▸ TASK OBJECTIVE: A single number is the answer here: the count of lines in the data below that include the word "para".

[Dataset rows describing interfaces]
━━━━━━━━━━━━━━━━━━━━
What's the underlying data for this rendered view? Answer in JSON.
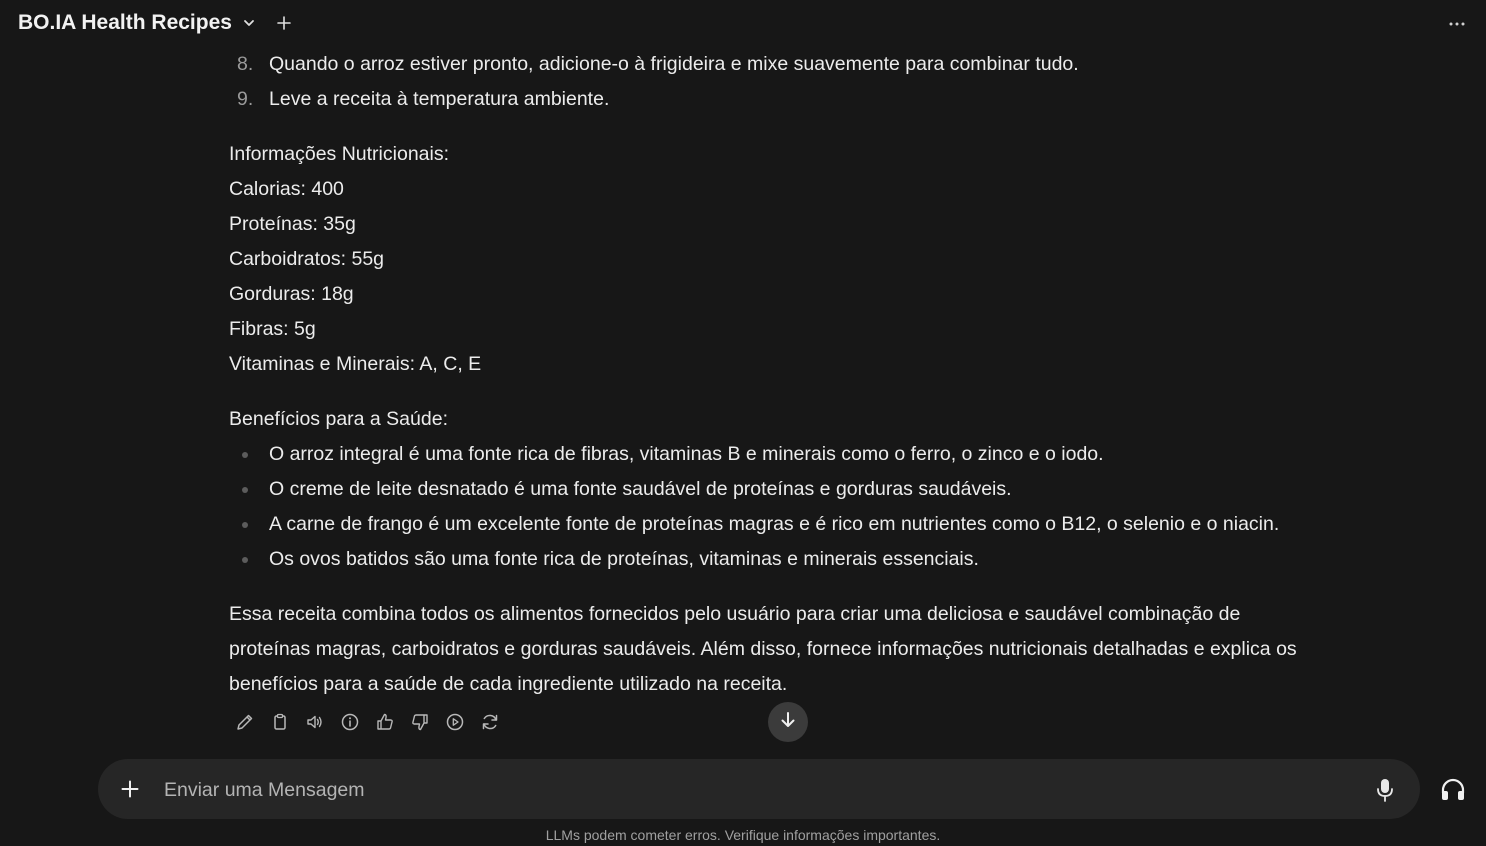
{
  "header": {
    "model_name": "BO.IA Health Recipes",
    "chevron_icon": "chevron-down-icon",
    "new_chat_icon": "plus-icon",
    "menu_icon": "more-horizontal-icon"
  },
  "steps": [
    {
      "num": "8.",
      "text": "Quando o arroz estiver pronto, adicione-o à frigideira e mixe suavemente para combinar tudo."
    },
    {
      "num": "9.",
      "text": "Leve a receita à temperatura ambiente."
    }
  ],
  "nutrition": {
    "heading": "Informações Nutricionais:",
    "lines": [
      "Calorias: 400",
      "Proteínas: 35g",
      "Carboidratos: 55g",
      "Gorduras: 18g",
      "Fibras: 5g",
      "Vitaminas e Minerais: A, C, E"
    ]
  },
  "benefits": {
    "heading": "Benefícios para a Saúde:",
    "items": [
      "O arroz integral é uma fonte rica de fibras, vitaminas B e minerais como o ferro, o zinco e o iodo.",
      "O creme de leite desnatado é uma fonte saudável de proteínas e gorduras saudáveis.",
      "A carne de frango é um excelente fonte de proteínas magras e é rico em nutrientes como o B12, o selenio e o niacin.",
      "Os ovos batidos são uma fonte rica de proteínas, vitaminas e minerais essenciais."
    ]
  },
  "summary": {
    "lines": [
      "Essa receita combina todos os alimentos fornecidos pelo usuário para criar uma deliciosa e saudável combinação de",
      "proteínas magras, carboidratos e gorduras saudáveis. Além disso, fornece informações nutricionais detalhadas e explica os",
      "benefícios para a saúde de cada ingrediente utilizado na receita."
    ]
  },
  "message_actions": [
    "edit-icon",
    "copy-icon",
    "read-aloud-icon",
    "info-icon",
    "thumbs-up-icon",
    "thumbs-down-icon",
    "continue-icon",
    "regenerate-icon"
  ],
  "composer": {
    "placeholder": "Enviar uma Mensagem",
    "value": "",
    "add_icon": "plus-icon",
    "mic_icon": "microphone-icon",
    "call_icon": "headphones-icon"
  },
  "footer": {
    "disclaimer": "LLMs podem cometer erros. Verifique informações importantes."
  },
  "colors": {
    "background": "#171717",
    "composer_bg": "#262626",
    "text": "#ececec",
    "muted": "#9a9a9a"
  }
}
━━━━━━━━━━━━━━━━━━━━
▸ FINISHED TASK: 4